We seek to evolve, transform, and grow in grace by turning away from self-will and turning toward the will of God. We vow to be always a pilgrim, guided by the Holy Spirit, living in ongoing conversion, mindful that God is always calling us into deeper places with ongoing newness and fullness of life. It is in the challenges of living in community, where conversion meets the loving commitment of stability, that we become more aware of ourselves and our need to evolve. Through our conversion of life, we strive to reveal Christ Consciousness in ourselves and in the greater community.
Some of the great church Fathers – particularly the Greeks including Origen of Alexandria, Athanasius, Basil, Gregory of Nyssa and the Hesychest monastics went even further in their expectations of conversion of life. They taught and believed in the evolution of the soul into deification or theopoesis which means “becoming godly.” Some might find this a bit much, but as someone who has spent much of my life in Eastern traditions I find this deeply compelling.

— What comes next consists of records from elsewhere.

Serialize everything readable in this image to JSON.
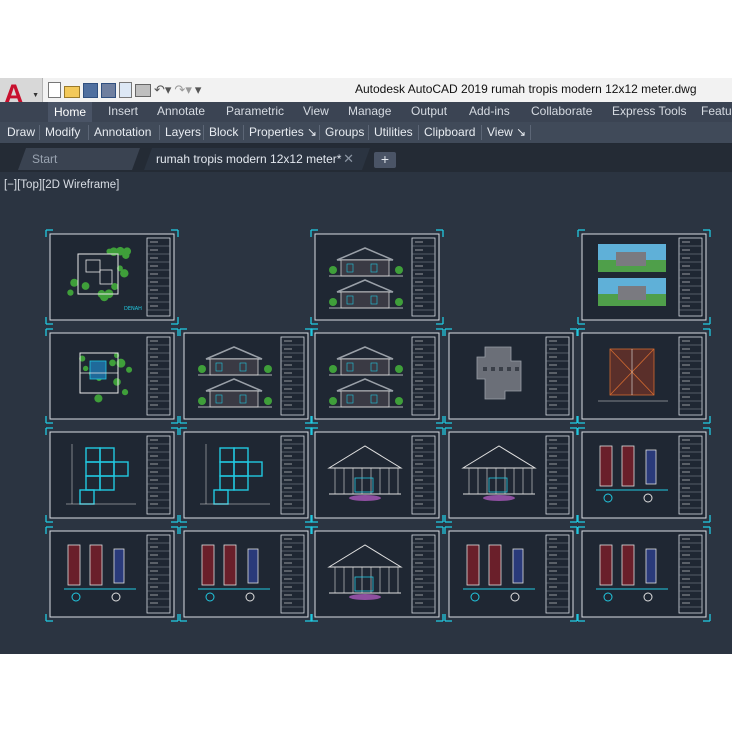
{
  "app": {
    "title": "Autodesk AutoCAD 2019    rumah tropis modern 12x12 meter.dwg",
    "logo_letter": "A",
    "quick_access_icons": [
      "new-icon",
      "open-icon",
      "save-icon",
      "save-as-icon",
      "plot-preview-icon",
      "print-icon",
      "undo-icon",
      "redo-icon",
      "customize-caret-icon"
    ]
  },
  "ribbon_tabs": [
    "Home",
    "Insert",
    "Annotate",
    "Parametric",
    "View",
    "Manage",
    "Output",
    "Add-ins",
    "Collaborate",
    "Express Tools",
    "Featu"
  ],
  "active_tab": "Home",
  "panels": [
    "Draw",
    "Modify",
    "Annotation",
    "Layers",
    "Block",
    "Properties ↘",
    "Groups",
    "Utilities",
    "Clipboard",
    "View ↘"
  ],
  "document_tabs": {
    "start": "Start",
    "active": "rumah tropis modern 12x12 meter*",
    "close_glyph": "✕",
    "new_tab_glyph": "+"
  },
  "viewport_label": "[−][Top][2D Wireframe]",
  "site_plan_caption": "DENAH",
  "colors": {
    "ribbon_bg": "#3b4453",
    "canvas_bg": "#2b3441",
    "sheet_bg": "#1f2733",
    "selection_cyan": "#21c8e0",
    "logo_red": "#c8102e"
  },
  "drawing_sheets": [
    {
      "row": 1,
      "col": 1,
      "content": "site-plan"
    },
    {
      "row": 1,
      "col": 3,
      "content": "elevations"
    },
    {
      "row": 1,
      "col": 5,
      "content": "3d-render"
    },
    {
      "row": 2,
      "col": 1,
      "content": "floor-plan"
    },
    {
      "row": 2,
      "col": 2,
      "content": "elevations"
    },
    {
      "row": 2,
      "col": 3,
      "content": "elevations"
    },
    {
      "row": 2,
      "col": 4,
      "content": "foundation-plan"
    },
    {
      "row": 2,
      "col": 5,
      "content": "roof-plan"
    },
    {
      "row": 3,
      "col": 1,
      "content": "structure-plan"
    },
    {
      "row": 3,
      "col": 2,
      "content": "structure-plan"
    },
    {
      "row": 3,
      "col": 3,
      "content": "sections"
    },
    {
      "row": 3,
      "col": 4,
      "content": "sections"
    },
    {
      "row": 3,
      "col": 5,
      "content": "details"
    },
    {
      "row": 4,
      "col": 1,
      "content": "details"
    },
    {
      "row": 4,
      "col": 2,
      "content": "details"
    },
    {
      "row": 4,
      "col": 3,
      "content": "sections"
    },
    {
      "row": 4,
      "col": 4,
      "content": "details"
    },
    {
      "row": 4,
      "col": 5,
      "content": "details"
    }
  ]
}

I am almost 70 years old and I have been on a spiritual journey for almost my whole life. My conversion experience happened in 1976 when I was in my early twenties. It was at the end of my very first yoga class. I was laying on floor at the end of 90 minutes of twisting myself into a pretzel and suddenly I was overcome with a sense of oneness with everyone and everything. I was in an altered state of consciousness. I think of now as an encounter with the peace that passes all understanding. It was a life-changing experience, and I knew I had to explore this feeling and understand it.
I looked for it in Buddhism which believes that everyone has within them the Buddha Nature and that life is a process of revealing one’s true nature as the Buddha. I spent a ton of time meditating but I never found what I was seeking. Then I got deeply into the spirituality of Yoga which is all about transcending our limitations and becoming one with universal consciousness. I did a lot more meditation but ultimately found this path to be too self-oriented.
Then in 2000 my mom – a good Episcopalian suggested I try church. I didn’t think of Christianity as a deeply spiritual path but I was wrong.
It is amazing to me that young yoga teachers across America are studying unitive consciousness every day. But we Christians seem tentative to claim our own history of spirituality and mysticism.
Take for example the 15th century Italian Saint, Catherine of Genoa, known for her work with the sick and poor is famous for saying, “My deepest me is God.” And every time we recommit to our baptismal covenant don’t we say that we will seek and serve Christ in all people, respecting the dignity of every human being? We seek and serve Christ in all people – we are confirming that God dwells in and with us. That Christ abides with us as we abide in him.
This is essentially the same as the Sanskrit word Namaste that has become the final word in most yoga classes in America and means I bow to the Divine in you as you bow to the Divine in me.
This is our rich Christian spirituality. I feel like we don’t do a good job of owning the depth of our mystical roots, which by the way have more women than any other spiritual path.
Conversion of life seems to be something we can all commit to up to the moment of transition and who knows after that. I bet it will serve us well on the other side. I assume everyone sitting in this lovely church longs for an ever-deeper communion with God and Jesus Christ. I believe our souls thirst for this and propel us into a deeper awareness of God’s presence within us and in all of creation.
Maybe you have a practice of daily devotion that offers you a deep and meaningful journey into communion with God. Maybe you feel your heart growing in the love and knowledge of God and Jesus Christ. Maybe you are ever more filled with the peace that passes all understanding.
As we celebrate the feast of our beloved Saint Benedict who in his great wisdom made conversion of life a core commitment let us honor this path of ever deepening communion with God.
I pray that our on-going conversion of life is helping us all become a little more Christ like every day as we open our hearts to God’s indwelling presence.